Local mothers are asking you to help them find a cure for juvenile myositis (JM), a rare auto immune disorder.
JM is a rare auto immune disorder in which the immune system attacks blood vessels throughout the body causing painful muscle inflammation.
Simonetta D'Onofrio's son Marco, has JM. He is 13 and was diagnosed with JM four years ago. D'Onofrio first learn about JM when her son was diagnosed with it.
"Initially he had strep throat. We thought he had a virus. It affected his skin and muscles. He was crying while he was walking up the steps at school. We knew that this was not normal, there was something more," D'Onofrio explained.
JM was sapping their son's strength. Marco's diagnosis was made after four months.
For Michelle Best it took 18 months to get answers for her son James. He was just 2-and-a-half-years-old.
"His symptoms appeared one by one and slowly. First appeared with a rash and was misdiagnosed with warts. His core muscles fell apart on him; shortly after that he started falling," Best said.
James would ultimately be diagnosed with juvenile dermatomyositis. The now 13-year old faces more challenges with JM than Marco, but both are responding to treatment.
"It's difficult at times. You have to stay out of the sun and wear sunscreen. You have to be careful where you go and not to get sick," Best stated.
There is no cure for JM which affects one to two children in a million, and mostly girls. Raising awareness and getting pediatricians to recognize JM when they see it, are goals of this Sunday's first D.C. Walk to Cure JM.
"I would like to see better treatment and I'd like to see pain control.

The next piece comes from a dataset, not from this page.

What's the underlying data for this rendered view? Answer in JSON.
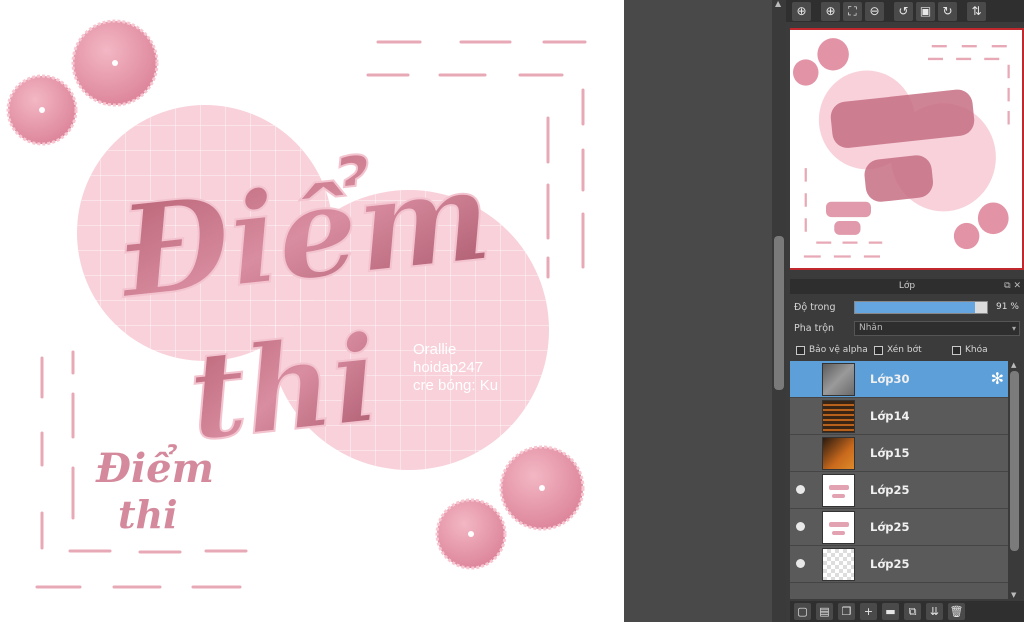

I have a lot of goals and most of it involves research," Best added.
The one-mile Walk to Cure JM is Sunday, June 4 at The Rio Washingtonian Center in Gaithersburg come rain or shine.